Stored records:
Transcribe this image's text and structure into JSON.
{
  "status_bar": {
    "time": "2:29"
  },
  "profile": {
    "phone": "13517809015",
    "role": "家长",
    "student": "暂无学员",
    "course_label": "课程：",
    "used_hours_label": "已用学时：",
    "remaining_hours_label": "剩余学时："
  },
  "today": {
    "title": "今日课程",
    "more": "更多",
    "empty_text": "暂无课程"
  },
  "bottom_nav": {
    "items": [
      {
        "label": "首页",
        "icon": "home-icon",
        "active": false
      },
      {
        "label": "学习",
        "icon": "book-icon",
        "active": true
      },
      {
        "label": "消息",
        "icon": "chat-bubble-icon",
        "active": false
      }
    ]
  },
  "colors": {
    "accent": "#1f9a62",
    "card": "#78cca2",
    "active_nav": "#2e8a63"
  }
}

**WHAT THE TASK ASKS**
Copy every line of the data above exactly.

**REPLY**
Transcribe this image's text and structure into JSON.
{
  "status_bar": {
    "time": "2:29"
  },
  "profile": {
    "phone": "13517809015",
    "role": "家长",
    "student": "暂无学员",
    "course_label": "课程：",
    "used_hours_label": "已用学时：",
    "remaining_hours_label": "剩余学时："
  },
  "today": {
    "title": "今日课程",
    "more": "更多",
    "empty_text": "暂无课程"
  },
  "bottom_nav": {
    "items": [
      {
        "label": "首页",
        "icon": "home-icon",
        "active": false
      },
      {
        "label": "学习",
        "icon": "book-icon",
        "active": true
      },
      {
        "label": "消息",
        "icon": "chat-bubble-icon",
        "active": false
      }
    ]
  },
  "colors": {
    "accent": "#1f9a62",
    "card": "#78cca2",
    "active_nav": "#2e8a63"
  }
}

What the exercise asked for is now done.